** EXERCISE DIRECTIONS **
The goal here is an exact copy of the entries below, without their pictures.

┄┄┄┄┄┄┄┄┄┄┄┄┄┄┄┄┄┄┄┄

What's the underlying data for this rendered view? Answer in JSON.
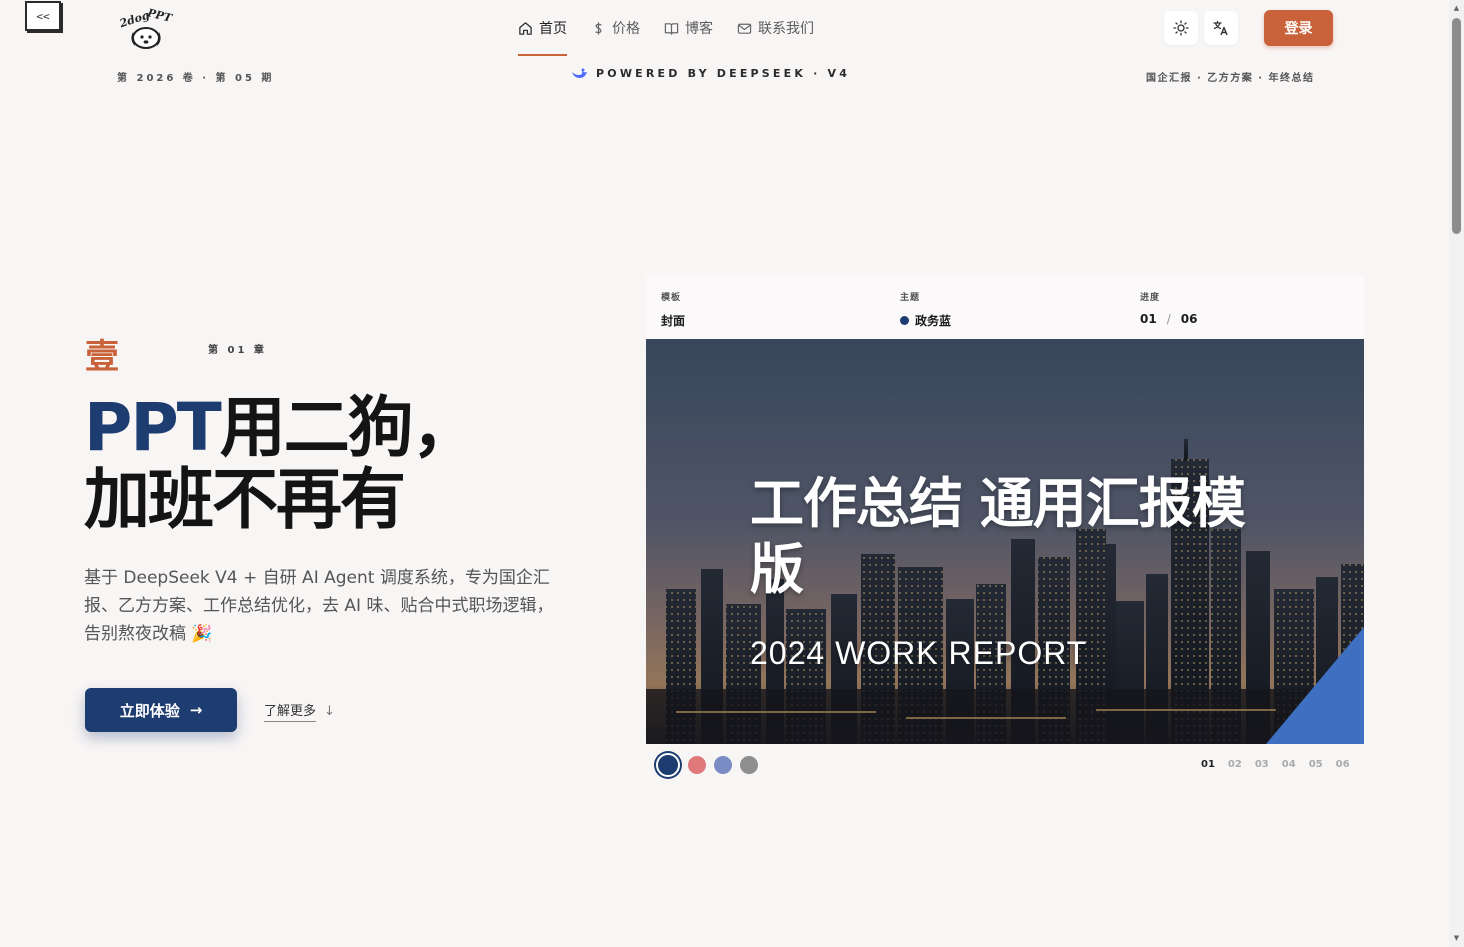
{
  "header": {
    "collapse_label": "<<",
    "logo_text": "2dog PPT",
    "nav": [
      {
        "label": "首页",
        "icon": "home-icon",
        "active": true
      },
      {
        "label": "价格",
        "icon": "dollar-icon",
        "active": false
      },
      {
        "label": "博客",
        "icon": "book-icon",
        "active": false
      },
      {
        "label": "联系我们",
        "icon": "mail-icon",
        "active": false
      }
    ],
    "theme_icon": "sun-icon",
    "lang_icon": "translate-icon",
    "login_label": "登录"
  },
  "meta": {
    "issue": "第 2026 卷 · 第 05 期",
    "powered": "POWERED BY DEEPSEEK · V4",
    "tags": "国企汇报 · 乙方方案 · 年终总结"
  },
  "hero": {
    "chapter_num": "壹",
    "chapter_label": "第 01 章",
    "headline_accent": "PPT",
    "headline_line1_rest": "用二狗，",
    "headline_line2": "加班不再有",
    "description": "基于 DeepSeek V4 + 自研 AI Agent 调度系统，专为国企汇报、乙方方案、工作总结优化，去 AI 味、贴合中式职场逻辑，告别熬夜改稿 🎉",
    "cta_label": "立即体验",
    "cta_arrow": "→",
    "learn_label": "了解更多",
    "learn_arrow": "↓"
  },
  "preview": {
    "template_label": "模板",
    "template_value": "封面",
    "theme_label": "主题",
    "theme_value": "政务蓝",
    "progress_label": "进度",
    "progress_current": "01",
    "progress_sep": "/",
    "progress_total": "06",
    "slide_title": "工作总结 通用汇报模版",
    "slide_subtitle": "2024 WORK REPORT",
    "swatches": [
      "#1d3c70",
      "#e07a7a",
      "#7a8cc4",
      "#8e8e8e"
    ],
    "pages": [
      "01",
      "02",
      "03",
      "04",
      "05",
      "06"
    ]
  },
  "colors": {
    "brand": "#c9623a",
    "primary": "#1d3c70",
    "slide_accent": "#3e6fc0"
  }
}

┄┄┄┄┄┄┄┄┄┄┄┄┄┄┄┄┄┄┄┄

** WRITTEN ANSWER **
What's the underlying data for this rendered view? Answer in JSON.
{
  "header": {
    "collapse_label": "<<",
    "logo_text": "2dog PPT",
    "nav": [
      {
        "label": "首页",
        "icon": "home-icon",
        "active": true
      },
      {
        "label": "价格",
        "icon": "dollar-icon",
        "active": false
      },
      {
        "label": "博客",
        "icon": "book-icon",
        "active": false
      },
      {
        "label": "联系我们",
        "icon": "mail-icon",
        "active": false
      }
    ],
    "theme_icon": "sun-icon",
    "lang_icon": "translate-icon",
    "login_label": "登录"
  },
  "meta": {
    "issue": "第 2026 卷 · 第 05 期",
    "powered": "POWERED BY DEEPSEEK · V4",
    "tags": "国企汇报 · 乙方方案 · 年终总结"
  },
  "hero": {
    "chapter_num": "壹",
    "chapter_label": "第 01 章",
    "headline_accent": "PPT",
    "headline_line1_rest": "用二狗，",
    "headline_line2": "加班不再有",
    "description": "基于 DeepSeek V4 + 自研 AI Agent 调度系统，专为国企汇报、乙方方案、工作总结优化，去 AI 味、贴合中式职场逻辑，告别熬夜改稿 🎉",
    "cta_label": "立即体验",
    "cta_arrow": "→",
    "learn_label": "了解更多",
    "learn_arrow": "↓"
  },
  "preview": {
    "template_label": "模板",
    "template_value": "封面",
    "theme_label": "主题",
    "theme_value": "政务蓝",
    "progress_label": "进度",
    "progress_current": "01",
    "progress_sep": "/",
    "progress_total": "06",
    "slide_title": "工作总结 通用汇报模版",
    "slide_subtitle": "2024 WORK REPORT",
    "swatches": [
      "#1d3c70",
      "#e07a7a",
      "#7a8cc4",
      "#8e8e8e"
    ],
    "pages": [
      "01",
      "02",
      "03",
      "04",
      "05",
      "06"
    ]
  },
  "colors": {
    "brand": "#c9623a",
    "primary": "#1d3c70",
    "slide_accent": "#3e6fc0"
  }
}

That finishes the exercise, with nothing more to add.